In the wake of Hurricanes Harvey, Irma, and Maria, I have visited the homes of many flood survivors. This year I can be more confident than ever that the National Flood Insurance Program (NFIP) will be there to pay their claims.

November 30 marked the end of the 2017 hurricane season, the second largest claims year in the NFIP’s history. As of November 30, more than 122,000 survivors have filed claims for the recent floods, and FEMA has paid over $6.687 billion in flood insurance claims related to Hurricanes Harvey and Irma.

Before the storms of 2017 were even developing, we took a measured step to protect against the large and uncertain costs of extreme flooding events. In January 2017, FEMA purchased reinsurance from the private reinsurance markets. This risk transfer mechanism is commonly used by private insurance companies and public entities to protect from large financial losses.

By securing reinsurance for the NFIP, we diversified the tools we use to manage catastrophic flood risk. Under the 2017 Reinsurance Agreement, FEMA transferred $1.042 billion in flood risk above a $4 billion retention to 25 reinsurance companies. On November 6, 2017, FEMA surpassed its retention for claims paid to insured flood survivors of Hurricane Harvey.

This week, we will begin collecting reinsurance recoveries from the private markets under the 2017 agreement, recovering up to $1.042 billion. In other words, the private reinsurance markets will help Hurricane Harvey survivors by sharing a portion of the costs of flood insurance claims.

Catastrophic events like Hurricanes Harvey, Irma, and Maria will continue to occur, and the costs associated with extreme events exceed what the NFIP can manage alone. The unprecedented 2017 hurricane season has demonstrated that reinsurance is an important tool in sharing risk with the private sector.  Currently, we are in the process of securing reinsurance for 2018.

The timing of the 2018 reinsurance renewal coincides with the need for renewal of the NFIP. Since the National Flood Insurance Act (NFIA) was enacted in 1968, Congress has amended the NFIA to enable FEMA to continue selling flood insurance, which is referred to as the NFIP Reauthorization.

The NFIP is currently authorized through December 8. We are working closely with Congress to ensure that the program does not lapse, and that it is reauthorized with a plan for strengthening the NFIP’s financial footing. As we continue to build out our multi-year reinsurance strategy with a January 2018 reinsurance placement, we look forward to incorporating reauthorization reforms that build a stronger NFIP for tomorrow.

 As of November 30, 2017. FEMA seal and National Flood Insurance Program logo.

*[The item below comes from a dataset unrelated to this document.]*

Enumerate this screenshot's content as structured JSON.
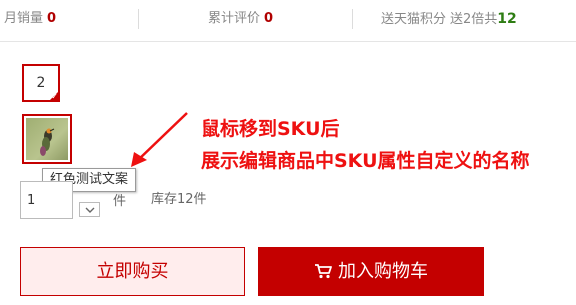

For more information, read “Increasing Flood Insurance Resilience – The Role of Reinsurance.”

Additional information on the NFIP Reinsurance Program is available in these frequently asked questions.